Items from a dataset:
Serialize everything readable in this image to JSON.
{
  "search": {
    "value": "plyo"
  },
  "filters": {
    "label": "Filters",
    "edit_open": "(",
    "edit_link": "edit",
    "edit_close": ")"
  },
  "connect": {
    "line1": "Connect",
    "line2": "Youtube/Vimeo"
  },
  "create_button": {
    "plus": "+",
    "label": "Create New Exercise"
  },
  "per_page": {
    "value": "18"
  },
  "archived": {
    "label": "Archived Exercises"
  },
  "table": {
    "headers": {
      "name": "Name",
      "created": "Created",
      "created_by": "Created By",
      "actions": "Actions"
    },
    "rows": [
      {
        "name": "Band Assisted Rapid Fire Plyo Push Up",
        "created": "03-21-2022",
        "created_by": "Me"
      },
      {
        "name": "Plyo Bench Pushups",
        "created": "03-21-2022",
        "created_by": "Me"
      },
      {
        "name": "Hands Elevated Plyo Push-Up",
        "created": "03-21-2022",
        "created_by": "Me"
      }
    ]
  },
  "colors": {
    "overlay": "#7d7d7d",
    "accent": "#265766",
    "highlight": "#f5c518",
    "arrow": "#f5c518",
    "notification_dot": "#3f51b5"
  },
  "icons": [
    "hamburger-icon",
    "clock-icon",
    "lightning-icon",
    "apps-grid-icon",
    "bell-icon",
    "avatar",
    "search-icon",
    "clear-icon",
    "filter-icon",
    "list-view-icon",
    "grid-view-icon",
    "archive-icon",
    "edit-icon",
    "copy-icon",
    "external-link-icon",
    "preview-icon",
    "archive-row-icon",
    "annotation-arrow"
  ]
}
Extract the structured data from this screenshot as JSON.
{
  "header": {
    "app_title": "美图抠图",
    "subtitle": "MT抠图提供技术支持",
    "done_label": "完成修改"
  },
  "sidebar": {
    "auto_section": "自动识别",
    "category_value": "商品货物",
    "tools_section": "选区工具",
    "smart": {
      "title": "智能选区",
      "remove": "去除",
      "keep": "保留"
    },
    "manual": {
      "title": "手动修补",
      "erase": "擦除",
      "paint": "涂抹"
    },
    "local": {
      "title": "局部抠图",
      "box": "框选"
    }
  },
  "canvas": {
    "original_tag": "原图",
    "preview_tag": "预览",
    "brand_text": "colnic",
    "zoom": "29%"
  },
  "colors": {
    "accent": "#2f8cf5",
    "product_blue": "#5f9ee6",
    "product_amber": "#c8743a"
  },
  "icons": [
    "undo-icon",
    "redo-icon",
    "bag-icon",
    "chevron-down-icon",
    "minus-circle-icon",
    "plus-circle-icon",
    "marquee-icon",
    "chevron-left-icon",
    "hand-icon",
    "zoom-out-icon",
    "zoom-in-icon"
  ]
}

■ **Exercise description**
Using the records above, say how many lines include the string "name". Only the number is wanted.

■ **Response below**
4